After throwing together some caviar (the key: the mixture should be ‘snotty’ before dropping into the calcium chloride water bath) we flash froze some seaweed as well. And our dishes were complete.
The salmon in chicken skin was incredibly tasty and the ice cream with cactus was a pleasant surprise to both of us, since we were food pairing on the fly. It was a fantastic experience and I am very grateful that he allowed me into the kitchen to see his approach to this kind of cooking.
You can follow Chef Kleinman’s culinary exploits at his blog, Food 102. Thanks again, Chef!
And so it began – March of 2010. We all gathered at my place and started on the mysteries of spherification – the process of shaping liquids into spherical shapes. Our choices: root beer and blueberry juice.
So we grabbed them, and followed the basic recipe:
- Mix liquid with sodium alginate
- Chill for 30 minutes
- Drop liquid using a spoon or pipette into a setting bath of water and calcium chloride for a certain amount of time (the longer it sits, the thicker the shell gets)
- Pull out and rinse with water

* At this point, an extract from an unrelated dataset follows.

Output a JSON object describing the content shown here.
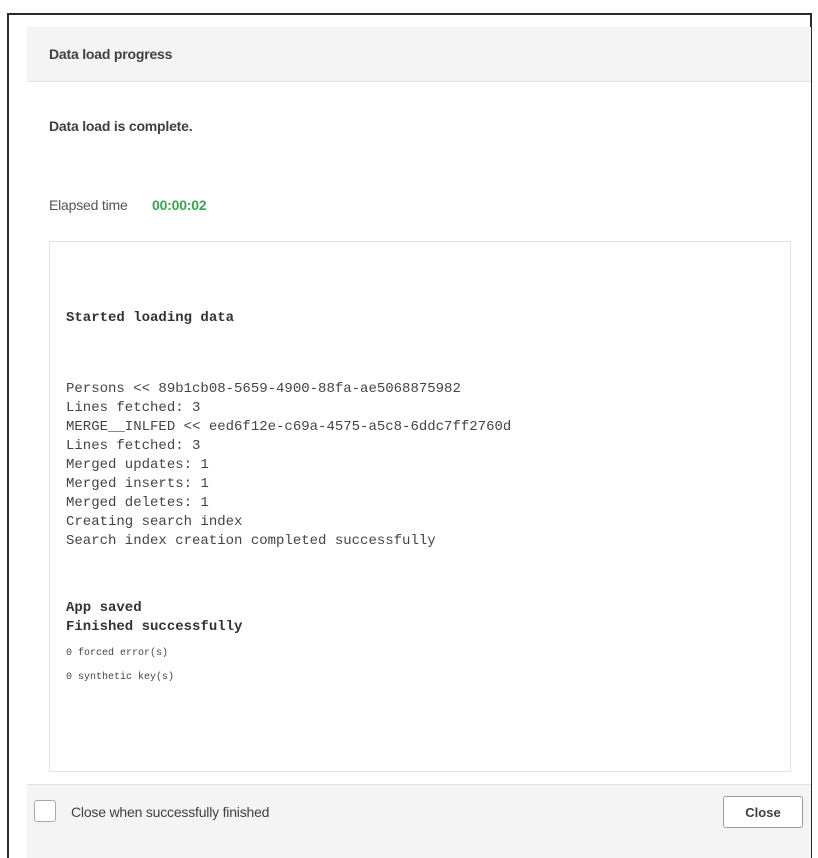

Our results were mixed. As you can see, you can create other shapes than spheres. You can read all about it in detail at Seattle Food Geek and Eric Rivera’s Cooking Blog. But we realized: hey, we’re onto something.